# [TASK BRIEF]
Go through the entries below and copy each line containing the word "JSON".

# [SOURCE RECORDS]
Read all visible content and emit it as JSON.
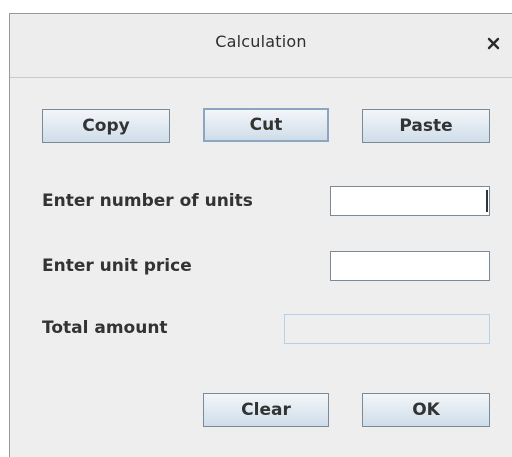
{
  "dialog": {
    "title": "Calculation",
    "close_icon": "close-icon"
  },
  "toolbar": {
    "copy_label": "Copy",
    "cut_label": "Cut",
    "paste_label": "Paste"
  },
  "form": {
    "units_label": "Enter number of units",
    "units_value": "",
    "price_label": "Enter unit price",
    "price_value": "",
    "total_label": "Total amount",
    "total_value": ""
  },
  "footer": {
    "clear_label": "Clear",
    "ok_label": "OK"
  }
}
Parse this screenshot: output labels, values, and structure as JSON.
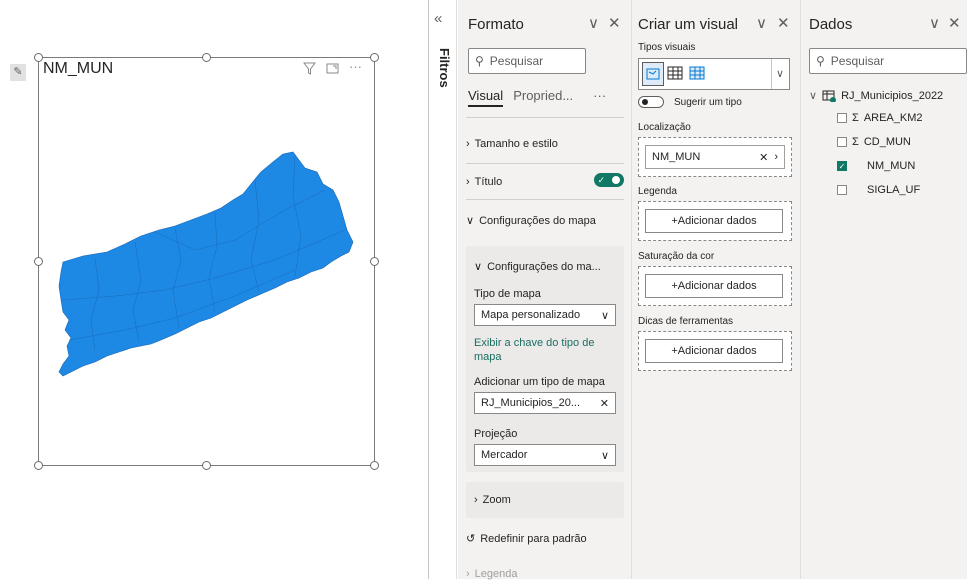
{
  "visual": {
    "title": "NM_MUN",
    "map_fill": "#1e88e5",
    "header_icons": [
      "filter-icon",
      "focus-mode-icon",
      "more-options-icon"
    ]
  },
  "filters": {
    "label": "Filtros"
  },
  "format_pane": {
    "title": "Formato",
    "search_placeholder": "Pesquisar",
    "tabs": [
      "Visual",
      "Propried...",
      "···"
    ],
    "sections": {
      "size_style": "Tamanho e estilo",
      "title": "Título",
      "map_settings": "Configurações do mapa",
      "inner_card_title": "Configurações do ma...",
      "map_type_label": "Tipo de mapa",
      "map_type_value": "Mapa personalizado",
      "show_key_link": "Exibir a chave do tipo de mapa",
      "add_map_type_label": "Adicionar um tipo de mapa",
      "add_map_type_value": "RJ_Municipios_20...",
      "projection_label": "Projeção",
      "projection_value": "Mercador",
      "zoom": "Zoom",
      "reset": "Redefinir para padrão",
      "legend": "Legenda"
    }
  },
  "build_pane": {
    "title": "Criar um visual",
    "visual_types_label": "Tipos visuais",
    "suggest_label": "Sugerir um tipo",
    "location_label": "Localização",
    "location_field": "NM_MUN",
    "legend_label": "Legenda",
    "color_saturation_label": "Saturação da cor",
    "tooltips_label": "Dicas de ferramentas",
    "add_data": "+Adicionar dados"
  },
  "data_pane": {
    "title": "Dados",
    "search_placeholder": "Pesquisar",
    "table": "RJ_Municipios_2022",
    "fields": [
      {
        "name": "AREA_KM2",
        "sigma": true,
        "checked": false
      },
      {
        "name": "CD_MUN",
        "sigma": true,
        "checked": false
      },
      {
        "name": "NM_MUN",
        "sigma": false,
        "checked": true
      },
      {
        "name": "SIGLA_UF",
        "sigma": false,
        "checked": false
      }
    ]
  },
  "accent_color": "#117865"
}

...

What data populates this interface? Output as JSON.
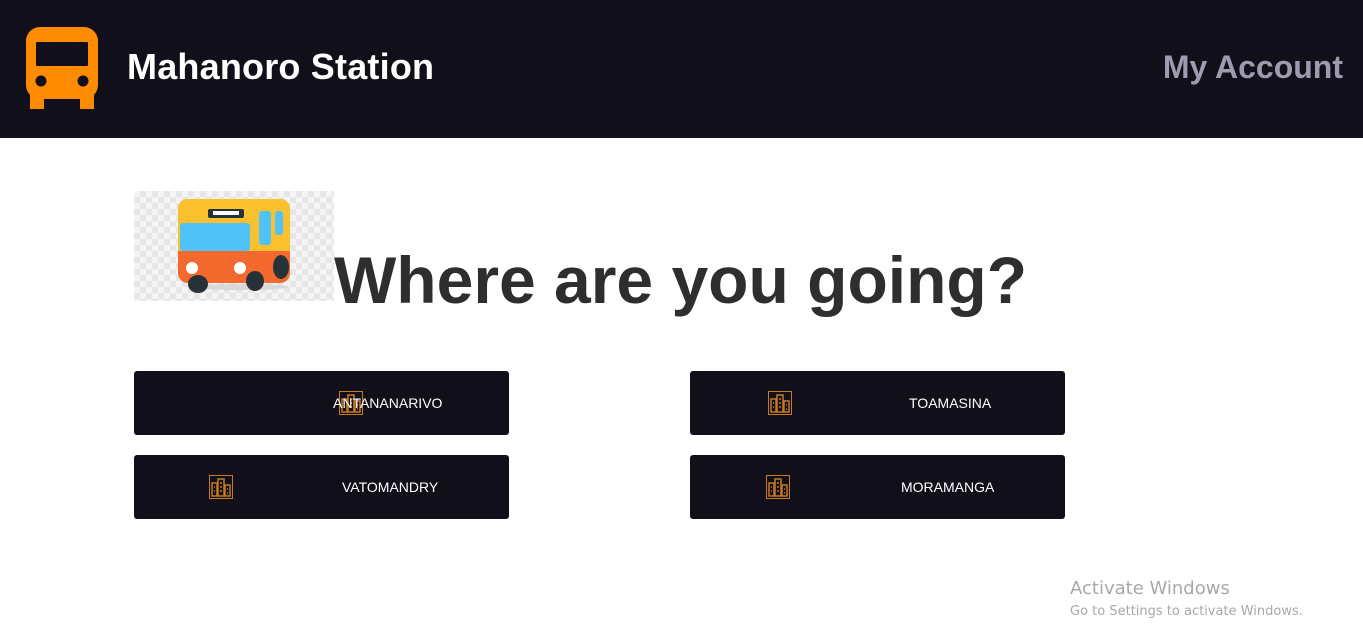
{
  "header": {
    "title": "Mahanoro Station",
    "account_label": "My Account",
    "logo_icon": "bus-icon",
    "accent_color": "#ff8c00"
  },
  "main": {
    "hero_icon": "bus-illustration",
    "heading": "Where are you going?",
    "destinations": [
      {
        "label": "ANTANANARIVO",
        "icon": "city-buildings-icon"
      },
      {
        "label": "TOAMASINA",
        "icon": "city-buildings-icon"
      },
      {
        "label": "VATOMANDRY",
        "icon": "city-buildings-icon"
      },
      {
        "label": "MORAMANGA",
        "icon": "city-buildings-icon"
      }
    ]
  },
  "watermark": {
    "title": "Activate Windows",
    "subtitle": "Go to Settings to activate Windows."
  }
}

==

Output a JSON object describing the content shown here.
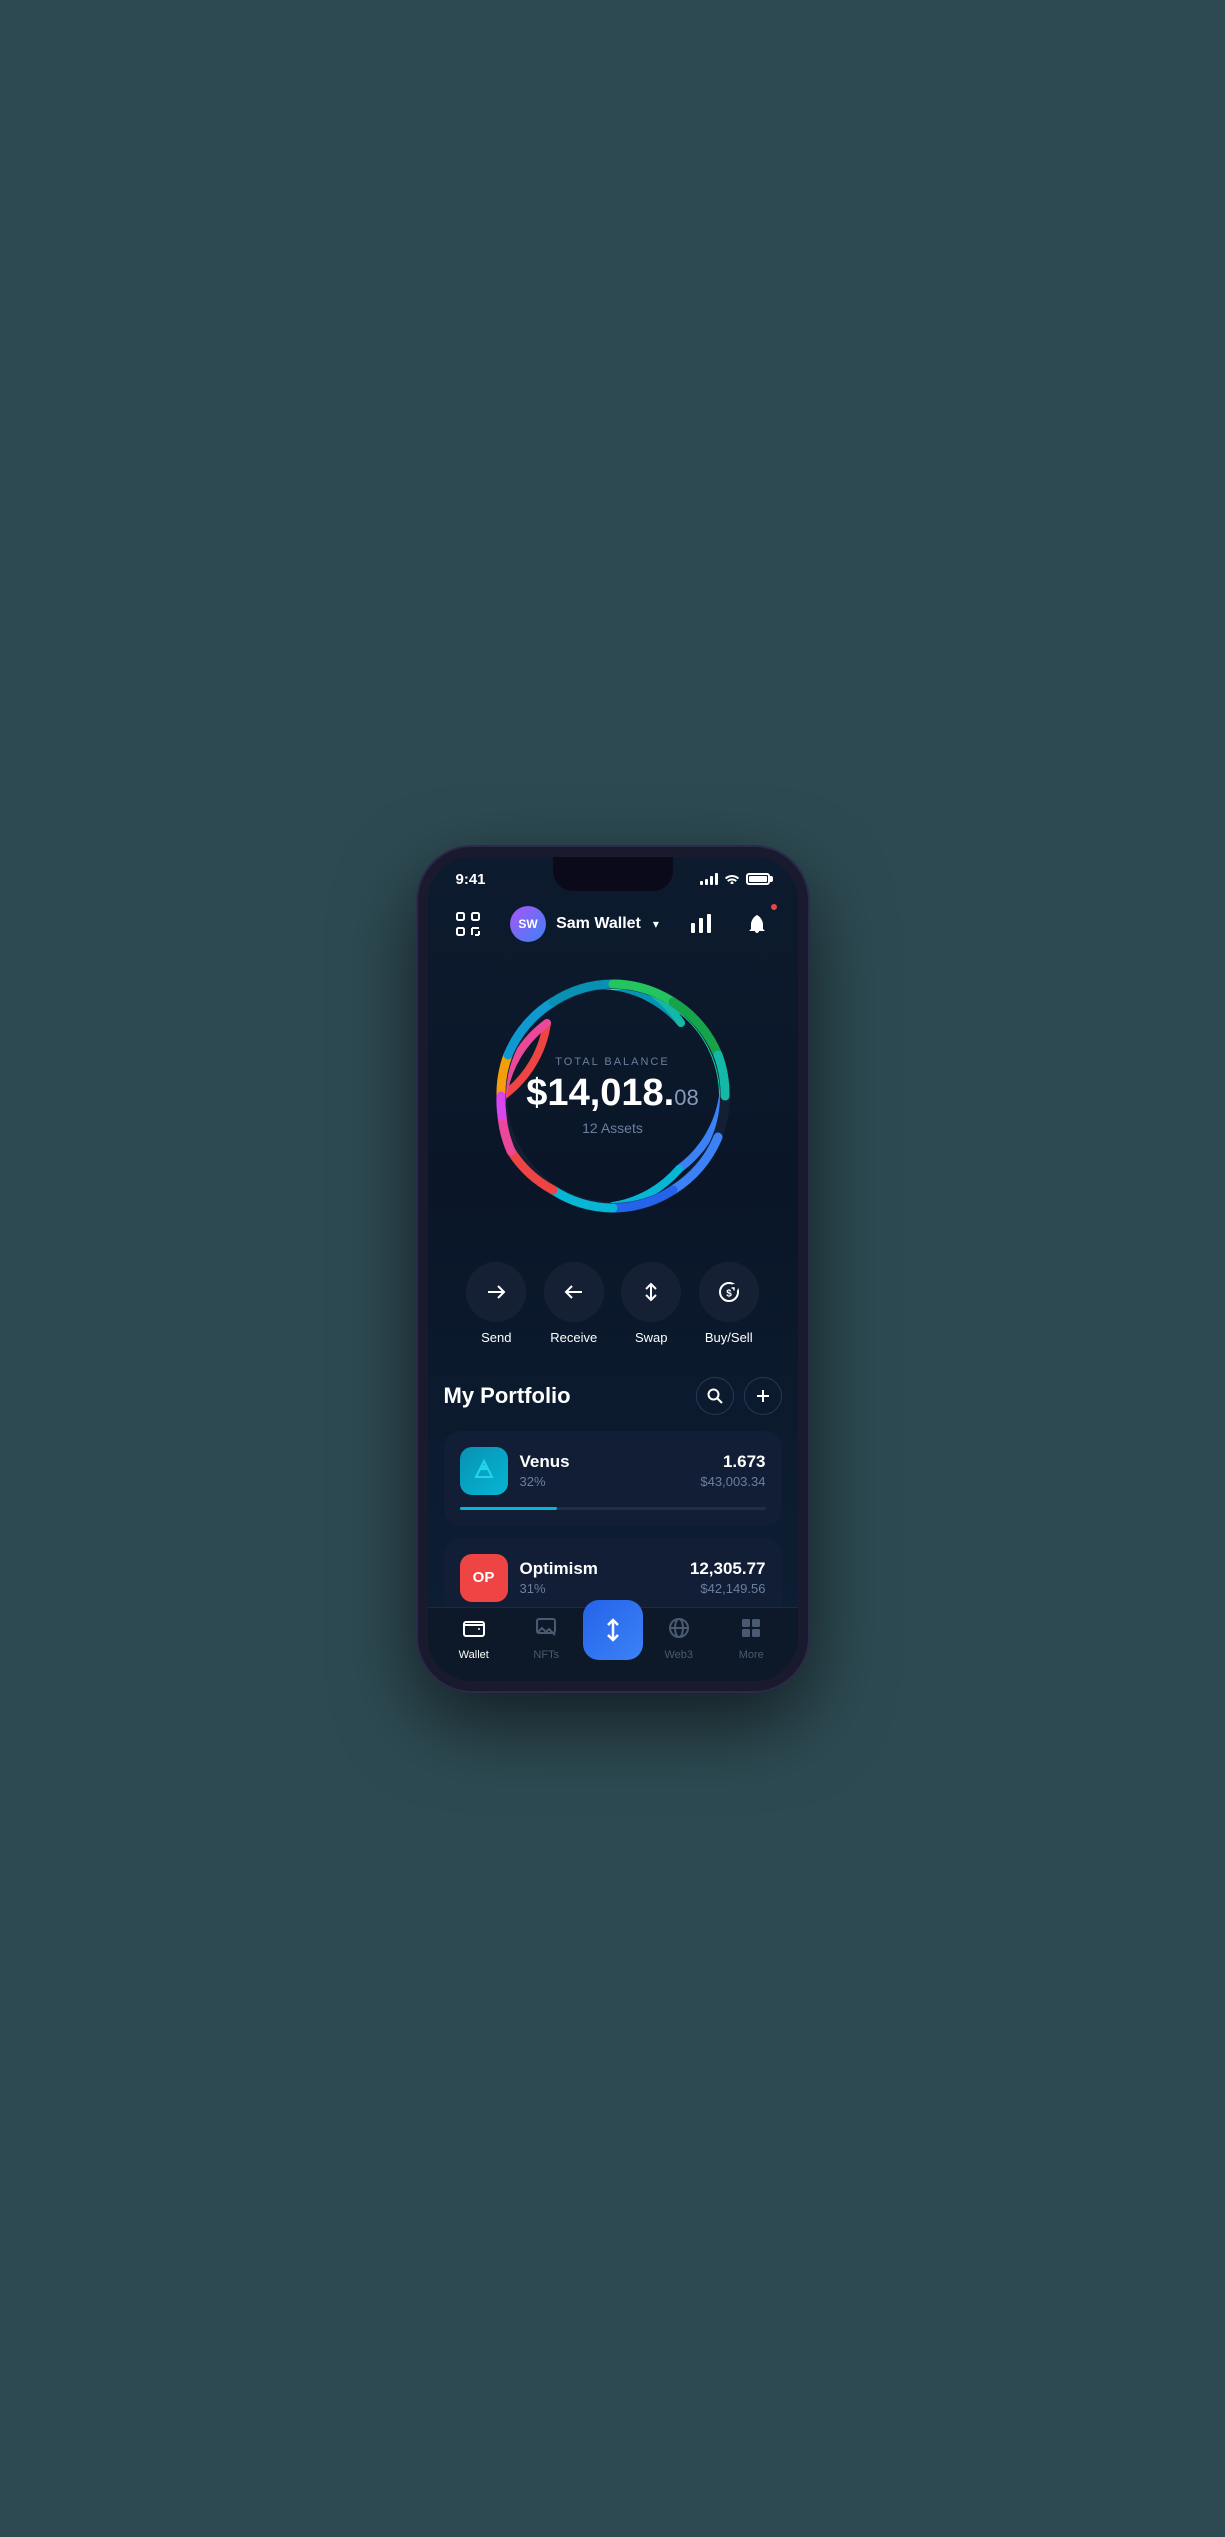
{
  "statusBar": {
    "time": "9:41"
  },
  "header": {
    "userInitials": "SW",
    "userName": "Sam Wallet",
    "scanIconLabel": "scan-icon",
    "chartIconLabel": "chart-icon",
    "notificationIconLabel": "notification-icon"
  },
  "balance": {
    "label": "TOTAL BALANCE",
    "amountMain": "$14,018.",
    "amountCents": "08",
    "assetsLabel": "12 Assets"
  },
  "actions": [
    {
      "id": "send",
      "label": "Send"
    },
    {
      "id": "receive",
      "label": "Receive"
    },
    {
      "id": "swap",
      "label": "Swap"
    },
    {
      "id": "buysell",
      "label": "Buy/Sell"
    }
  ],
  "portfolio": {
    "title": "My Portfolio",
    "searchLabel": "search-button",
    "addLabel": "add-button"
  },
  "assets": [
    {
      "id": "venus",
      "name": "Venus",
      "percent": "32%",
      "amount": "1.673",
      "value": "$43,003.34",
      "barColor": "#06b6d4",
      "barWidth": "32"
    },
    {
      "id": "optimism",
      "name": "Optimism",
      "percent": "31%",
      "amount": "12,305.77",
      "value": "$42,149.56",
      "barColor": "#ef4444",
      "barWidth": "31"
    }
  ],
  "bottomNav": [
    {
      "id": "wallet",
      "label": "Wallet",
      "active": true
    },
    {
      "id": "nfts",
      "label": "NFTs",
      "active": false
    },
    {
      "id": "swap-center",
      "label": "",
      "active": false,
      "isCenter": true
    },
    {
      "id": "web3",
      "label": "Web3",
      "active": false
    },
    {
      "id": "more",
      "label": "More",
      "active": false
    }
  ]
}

# [ANSWER TO THE EXERCISE]
Read all visible content and emit it as JSON.
Parse this screenshot: output labels, values, and structure as JSON.
What data populates this interface? Output as JSON.
Output a JSON object describing the content shown here.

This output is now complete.